• **Problem requirements**
No pictures in the copy. Write out the listing below exactly.
━━━ The records
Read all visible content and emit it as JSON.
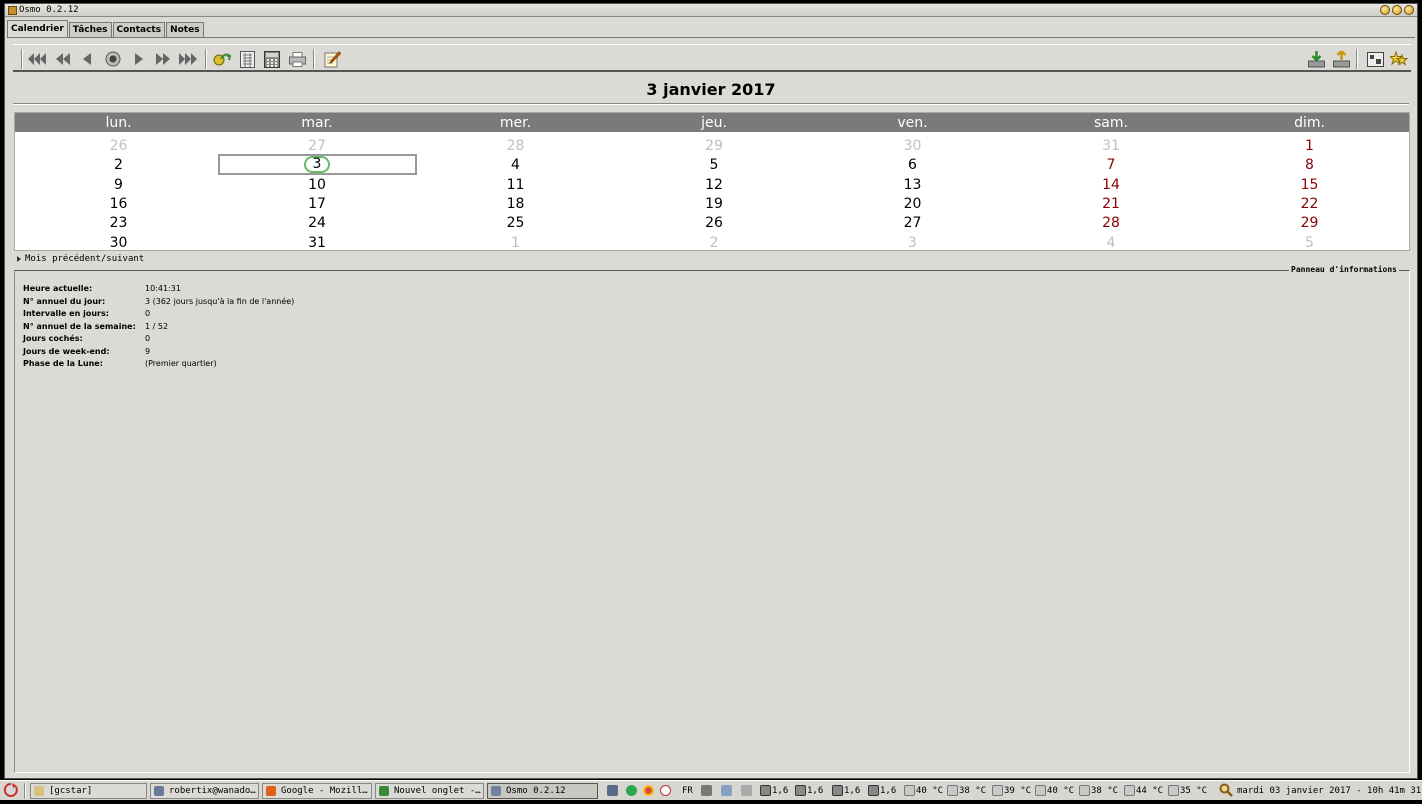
{
  "window": {
    "title": "Osmo 0.2.12"
  },
  "tabs": [
    {
      "label": "Calendrier",
      "active": true
    },
    {
      "label": "Tâches",
      "active": false
    },
    {
      "label": "Contacts",
      "active": false
    },
    {
      "label": "Notes",
      "active": false
    }
  ],
  "toolbar": {
    "left": [
      "prev-year-icon",
      "prev-month-icon",
      "prev-day-icon",
      "today-icon",
      "next-day-icon",
      "next-month-icon",
      "next-year-icon",
      "jump-to-date-icon",
      "fullyear-icon",
      "calculator-icon",
      "print-icon",
      "edit-note-icon"
    ],
    "right": [
      "import-icon",
      "export-icon",
      "settings-icon",
      "about-icon"
    ]
  },
  "date_header": "3 janvier 2017",
  "calendar": {
    "weekdays": [
      "lun.",
      "mar.",
      "mer.",
      "jeu.",
      "ven.",
      "sam.",
      "dim."
    ],
    "weeks": [
      [
        "26",
        "27",
        "28",
        "29",
        "30",
        "31",
        "1"
      ],
      [
        "2",
        "3",
        "4",
        "5",
        "6",
        "7",
        "8"
      ],
      [
        "9",
        "10",
        "11",
        "12",
        "13",
        "14",
        "15"
      ],
      [
        "16",
        "17",
        "18",
        "19",
        "20",
        "21",
        "22"
      ],
      [
        "23",
        "24",
        "25",
        "26",
        "27",
        "28",
        "29"
      ],
      [
        "30",
        "31",
        "1",
        "2",
        "3",
        "4",
        "5"
      ]
    ],
    "selected_day": "3",
    "colors": {
      "header_bg": "#7a7a7a",
      "weekend": "#8b0000",
      "other_month": "#c0c0c0",
      "today_ring": "#66bb66"
    }
  },
  "expander_label": "Mois précédent/suivant",
  "info_panel": {
    "title": "Panneau d'informations",
    "rows": [
      {
        "key": "Heure actuelle:",
        "value": "10:41:31"
      },
      {
        "key": "N° annuel du jour:",
        "value": "3 (362 jours jusqu'à la fin de l'année)"
      },
      {
        "key": "Intervalle en jours:",
        "value": "0"
      },
      {
        "key": "N° annuel de la semaine:",
        "value": "1 / 52"
      },
      {
        "key": "Jours cochés:",
        "value": "0"
      },
      {
        "key": "Jours de week-end:",
        "value": "9"
      },
      {
        "key": "Phase de la Lune:",
        "value": "(Premier quartier)"
      }
    ]
  },
  "taskbar": {
    "tasks": [
      {
        "label": "[gcstar]",
        "icon": "folder-icon",
        "color": "#d8c080"
      },
      {
        "label": "robertix@wanado…",
        "icon": "mail-icon",
        "color": "#6a7a9a"
      },
      {
        "label": "Google - Mozill…",
        "icon": "firefox-icon",
        "color": "#e0601a"
      },
      {
        "label": "Nouvel onglet -…",
        "icon": "chrome-icon",
        "color": "#3a8a3a"
      },
      {
        "label": "Osmo 0.2.12",
        "icon": "osmo-icon",
        "color": "#7080a0",
        "active": true
      }
    ],
    "keyboard_layout": "FR",
    "cpu_values": [
      "1,6",
      "1,6",
      "1,6",
      "1,6"
    ],
    "temperatures": [
      "40 °C",
      "38 °C",
      "39 °C",
      "40 °C",
      "38 °C",
      "44 °C",
      "35 °C"
    ],
    "clock": "mardi 03 janvier 2017 - 10h 41m 31s"
  }
}
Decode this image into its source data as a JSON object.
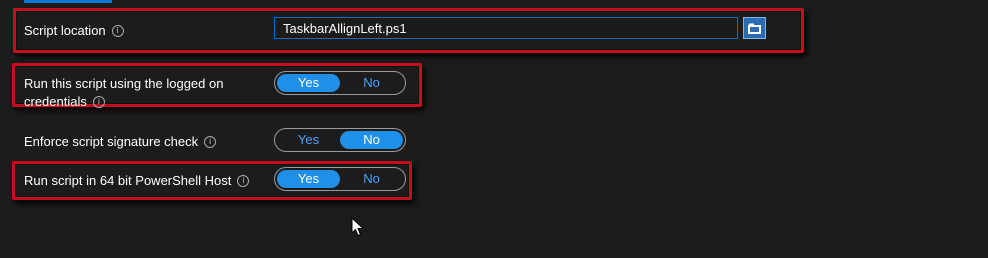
{
  "script_location": {
    "label": "Script location",
    "value": "TaskbarAllignLeft.ps1"
  },
  "settings": [
    {
      "label_line1": "Run this script using the logged on",
      "label_line2": "credentials",
      "options": [
        "Yes",
        "No"
      ],
      "selected": "Yes"
    },
    {
      "label": "Enforce script signature check",
      "options": [
        "Yes",
        "No"
      ],
      "selected": "No"
    },
    {
      "label": "Run script in 64 bit PowerShell Host",
      "options": [
        "Yes",
        "No"
      ],
      "selected": "Yes"
    }
  ],
  "icons": {
    "info": "i",
    "browse": "folder-icon",
    "cursor": "mouse-pointer-icon"
  },
  "colors": {
    "background": "#1c1c1c",
    "accent": "#1f8fe8",
    "highlight": "#c50f1f"
  }
}
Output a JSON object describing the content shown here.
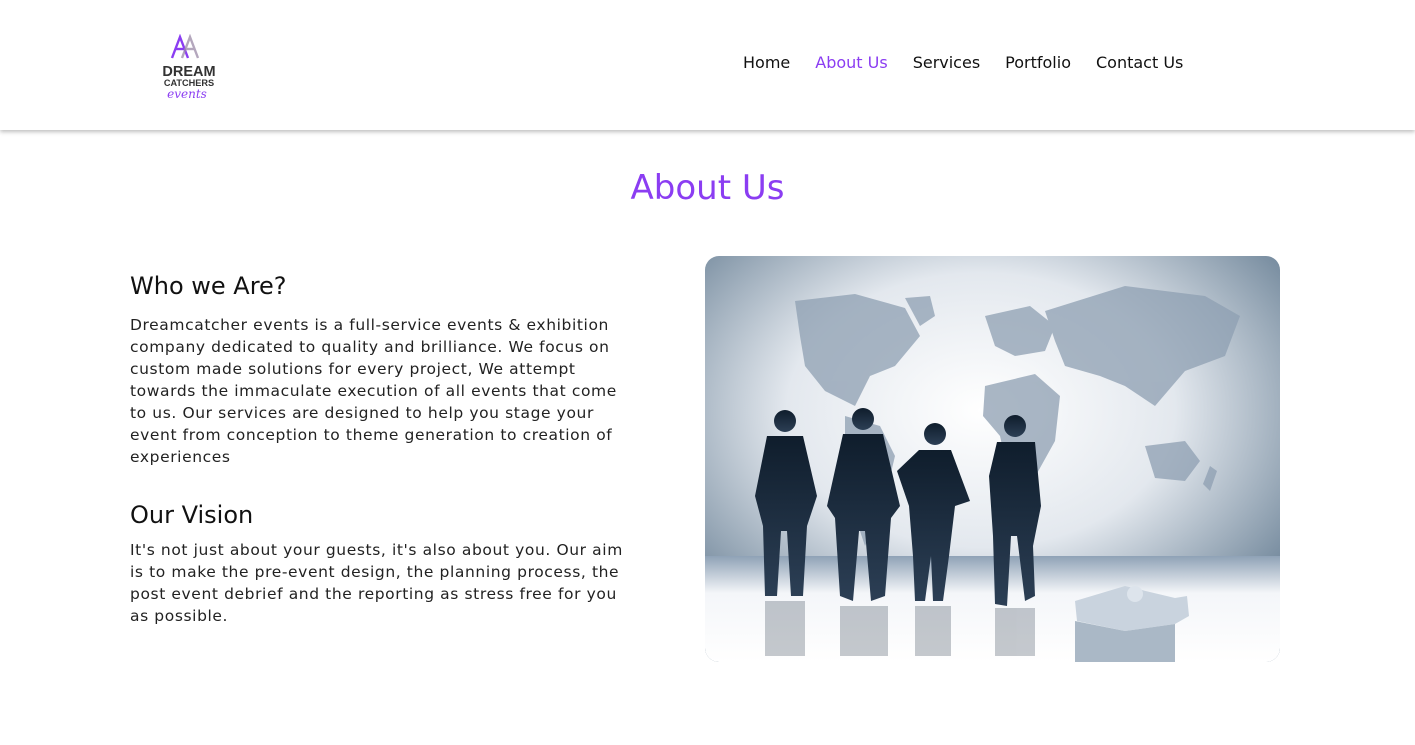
{
  "header": {
    "logo": {
      "line1": "DREAM",
      "line2": "CATCHERS",
      "line3": "events"
    },
    "nav": [
      {
        "label": "Home",
        "active": false
      },
      {
        "label": "About Us",
        "active": true
      },
      {
        "label": "Services",
        "active": false
      },
      {
        "label": "Portfolio",
        "active": false
      },
      {
        "label": "Contact Us",
        "active": false
      }
    ]
  },
  "main": {
    "title": "About Us",
    "who": {
      "heading": "Who we Are?",
      "text": "Dreamcatcher events is a full-service events & exhibition company dedicated to quality and brilliance. We focus on custom made solutions for every project, We attempt towards the immaculate execution of all events that come to us. Our services are designed to help you stage your event from conception to theme generation to creation of experiences"
    },
    "vision": {
      "heading": "Our Vision",
      "text": "It's not just about your guests, it's also about you. Our aim is to make the pre-event design, the planning process, the post event debrief and the reporting as stress free for you as possible."
    }
  },
  "colors": {
    "accent": "#8b3df2",
    "text": "#111111",
    "background": "#ffffff"
  },
  "icons": {
    "hero_image": "business-team-world-map-image",
    "logo": "dream-catchers-logo"
  }
}
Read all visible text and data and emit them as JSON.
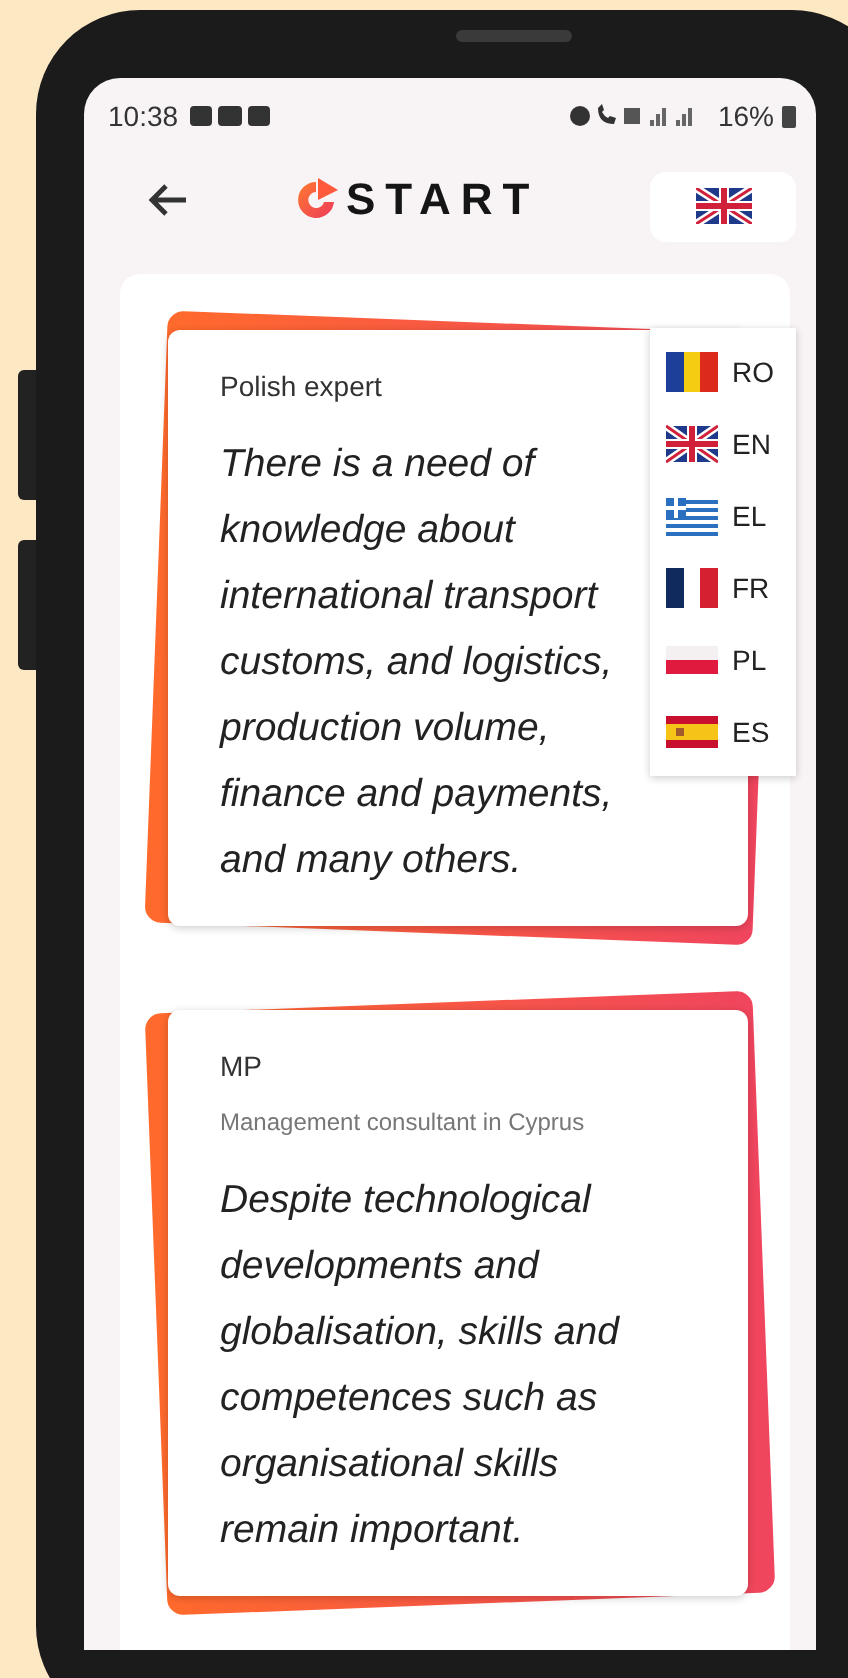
{
  "status_bar": {
    "time": "10:38",
    "battery": "16%"
  },
  "header": {
    "logo": "START"
  },
  "language_menu": [
    {
      "kind": "ro",
      "label": "RO"
    },
    {
      "kind": "gb",
      "label": "EN"
    },
    {
      "kind": "gr",
      "label": "EL"
    },
    {
      "kind": "fr",
      "label": "FR"
    },
    {
      "kind": "pl",
      "label": "PL"
    },
    {
      "kind": "es",
      "label": "ES"
    }
  ],
  "cards": [
    {
      "name": "Polish expert",
      "quote": "There is a need of knowledge about international transport customs, and logistics, production volume, finance and payments, and many others."
    },
    {
      "name": "MP",
      "role": "Management consultant in Cyprus",
      "quote": "Despite technological developments and globalisation, skills and competences such as organisational skills remain important."
    }
  ]
}
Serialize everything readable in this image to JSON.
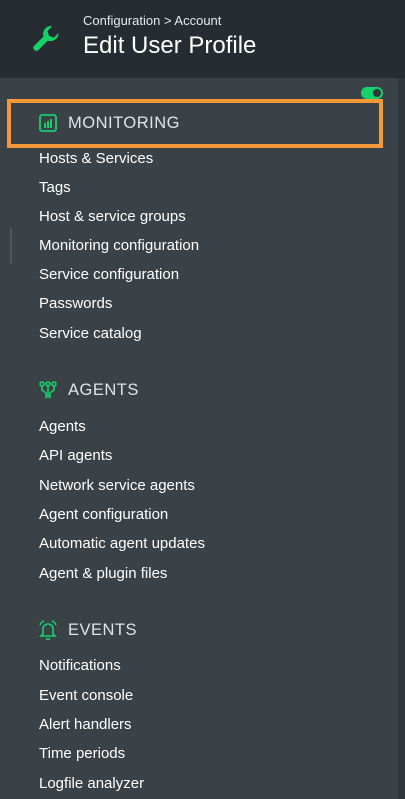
{
  "header": {
    "breadcrumb": "Configuration > Account",
    "title": "Edit User Profile"
  },
  "colors": {
    "accent": "#15d16a",
    "highlight": "#f4993a",
    "panel": "#3a4248",
    "header": "#262c31"
  },
  "sections": [
    {
      "title": "MONITORING",
      "icon": "bar-chart-icon",
      "items": [
        "Hosts & Services",
        "Tags",
        "Host & service groups",
        "Monitoring configuration",
        "Service configuration",
        "Passwords",
        "Service catalog"
      ]
    },
    {
      "title": "AGENTS",
      "icon": "network-agents-icon",
      "items": [
        "Agents",
        "API agents",
        "Network service agents",
        "Agent configuration",
        "Automatic agent updates",
        "Agent & plugin files"
      ]
    },
    {
      "title": "EVENTS",
      "icon": "bell-icon",
      "items": [
        "Notifications",
        "Event console",
        "Alert handlers",
        "Time periods",
        "Logfile analyzer"
      ]
    }
  ]
}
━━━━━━
• **Answer to this problem**
Read all visible content and emit it as JSON.
{
  "window": {
    "title": "Osmo 0.2.12"
  },
  "tabs": [
    {
      "label": "Calendrier",
      "active": true
    },
    {
      "label": "Tâches",
      "active": false
    },
    {
      "label": "Contacts",
      "active": false
    },
    {
      "label": "Notes",
      "active": false
    }
  ],
  "toolbar": {
    "left": [
      "prev-year-icon",
      "prev-month-icon",
      "prev-day-icon",
      "today-icon",
      "next-day-icon",
      "next-month-icon",
      "next-year-icon",
      "jump-to-date-icon",
      "fullyear-icon",
      "calculator-icon",
      "print-icon",
      "edit-note-icon"
    ],
    "right": [
      "import-icon",
      "export-icon",
      "settings-icon",
      "about-icon"
    ]
  },
  "date_header": "3 janvier 2017",
  "calendar": {
    "weekdays": [
      "lun.",
      "mar.",
      "mer.",
      "jeu.",
      "ven.",
      "sam.",
      "dim."
    ],
    "weeks": [
      [
        "26",
        "27",
        "28",
        "29",
        "30",
        "31",
        "1"
      ],
      [
        "2",
        "3",
        "4",
        "5",
        "6",
        "7",
        "8"
      ],
      [
        "9",
        "10",
        "11",
        "12",
        "13",
        "14",
        "15"
      ],
      [
        "16",
        "17",
        "18",
        "19",
        "20",
        "21",
        "22"
      ],
      [
        "23",
        "24",
        "25",
        "26",
        "27",
        "28",
        "29"
      ],
      [
        "30",
        "31",
        "1",
        "2",
        "3",
        "4",
        "5"
      ]
    ],
    "selected_day": "3",
    "colors": {
      "header_bg": "#7a7a7a",
      "weekend": "#8b0000",
      "other_month": "#c0c0c0",
      "today_ring": "#66bb66"
    }
  },
  "expander_label": "Mois précédent/suivant",
  "info_panel": {
    "title": "Panneau d'informations",
    "rows": [
      {
        "key": "Heure actuelle:",
        "value": "10:41:31"
      },
      {
        "key": "N° annuel du jour:",
        "value": "3 (362 jours jusqu'à la fin de l'année)"
      },
      {
        "key": "Intervalle en jours:",
        "value": "0"
      },
      {
        "key": "N° annuel de la semaine:",
        "value": "1 / 52"
      },
      {
        "key": "Jours cochés:",
        "value": "0"
      },
      {
        "key": "Jours de week-end:",
        "value": "9"
      },
      {
        "key": "Phase de la Lune:",
        "value": "(Premier quartier)"
      }
    ]
  },
  "taskbar": {
    "tasks": [
      {
        "label": "[gcstar]",
        "icon": "folder-icon",
        "color": "#d8c080"
      },
      {
        "label": "robertix@wanado…",
        "icon": "mail-icon",
        "color": "#6a7a9a"
      },
      {
        "label": "Google - Mozill…",
        "icon": "firefox-icon",
        "color": "#e0601a"
      },
      {
        "label": "Nouvel onglet -…",
        "icon": "chrome-icon",
        "color": "#3a8a3a"
      },
      {
        "label": "Osmo 0.2.12",
        "icon": "osmo-icon",
        "color": "#7080a0",
        "active": true
      }
    ],
    "keyboard_layout": "FR",
    "cpu_values": [
      "1,6",
      "1,6",
      "1,6",
      "1,6"
    ],
    "temperatures": [
      "40 °C",
      "38 °C",
      "39 °C",
      "40 °C",
      "38 °C",
      "44 °C",
      "35 °C"
    ],
    "clock": "mardi 03 janvier 2017 - 10h 41m 31s"
  }
}
Decode this image into its source data as a JSON object.
{
  "script_location": {
    "label": "Script location",
    "value": "TaskbarAllignLeft.ps1"
  },
  "settings": [
    {
      "label_line1": "Run this script using the logged on",
      "label_line2": "credentials",
      "options": [
        "Yes",
        "No"
      ],
      "selected": "Yes"
    },
    {
      "label": "Enforce script signature check",
      "options": [
        "Yes",
        "No"
      ],
      "selected": "No"
    },
    {
      "label": "Run script in 64 bit PowerShell Host",
      "options": [
        "Yes",
        "No"
      ],
      "selected": "Yes"
    }
  ],
  "icons": {
    "info": "i",
    "browse": "folder-icon",
    "cursor": "mouse-pointer-icon"
  },
  "colors": {
    "background": "#1c1c1c",
    "accent": "#1f8fe8",
    "highlight": "#c50f1f"
  }
}
Output a JSON object describing the content shown here.
{
  "header": {
    "logo": {
      "line1": "DREAM",
      "line2": "CATCHERS",
      "line3": "events"
    },
    "nav": [
      {
        "label": "Home",
        "active": false
      },
      {
        "label": "About Us",
        "active": true
      },
      {
        "label": "Services",
        "active": false
      },
      {
        "label": "Portfolio",
        "active": false
      },
      {
        "label": "Contact Us",
        "active": false
      }
    ]
  },
  "main": {
    "title": "About Us",
    "who": {
      "heading": "Who we Are?",
      "text": "Dreamcatcher events is a full-service events & exhibition company dedicated to quality and brilliance. We focus on custom made solutions for every project, We attempt towards the immaculate execution of all events that come to us. Our services are designed to help you stage your event from conception to theme generation to creation of experiences"
    },
    "vision": {
      "heading": "Our Vision",
      "text": "It's not just about your guests, it's also about you. Our aim is to make the pre-event design, the planning process, the post event debrief and the reporting as stress free for you as possible."
    }
  },
  "colors": {
    "accent": "#8b3df2",
    "text": "#111111",
    "background": "#ffffff"
  },
  "icons": {
    "hero_image": "business-team-world-map-image",
    "logo": "dream-catchers-logo"
  }
}
Read all visible text and data and emit them as JSON.
{
  "status_bar": {
    "time": "10:38",
    "battery": "16%"
  },
  "header": {
    "logo": "START"
  },
  "language_menu": [
    {
      "kind": "ro",
      "label": "RO"
    },
    {
      "kind": "gb",
      "label": "EN"
    },
    {
      "kind": "gr",
      "label": "EL"
    },
    {
      "kind": "fr",
      "label": "FR"
    },
    {
      "kind": "pl",
      "label": "PL"
    },
    {
      "kind": "es",
      "label": "ES"
    }
  ],
  "cards": [
    {
      "name": "Polish expert",
      "quote": "There is a need of knowledge about international transport customs, and logistics, production volume, finance and payments, and many others."
    },
    {
      "name": "MP",
      "role": "Management consultant in Cyprus",
      "quote": "Despite technological developments and globalisation, skills and competences such as organisational skills remain important."
    }
  ]
}
Serialize everything readable in this image to JSON.
{
  "header": {
    "breadcrumb": "Configuration > Account",
    "title": "Edit User Profile"
  },
  "colors": {
    "accent": "#15d16a",
    "highlight": "#f4993a",
    "panel": "#3a4248",
    "header": "#262c31"
  },
  "sections": [
    {
      "title": "MONITORING",
      "icon": "bar-chart-icon",
      "items": [
        "Hosts & Services",
        "Tags",
        "Host & service groups",
        "Monitoring configuration",
        "Service configuration",
        "Passwords",
        "Service catalog"
      ]
    },
    {
      "title": "AGENTS",
      "icon": "network-agents-icon",
      "items": [
        "Agents",
        "API agents",
        "Network service agents",
        "Agent configuration",
        "Automatic agent updates",
        "Agent & plugin files"
      ]
    },
    {
      "title": "EVENTS",
      "icon": "bell-icon",
      "items": [
        "Notifications",
        "Event console",
        "Alert handlers",
        "Time periods",
        "Logfile analyzer"
      ]
    }
  ]
}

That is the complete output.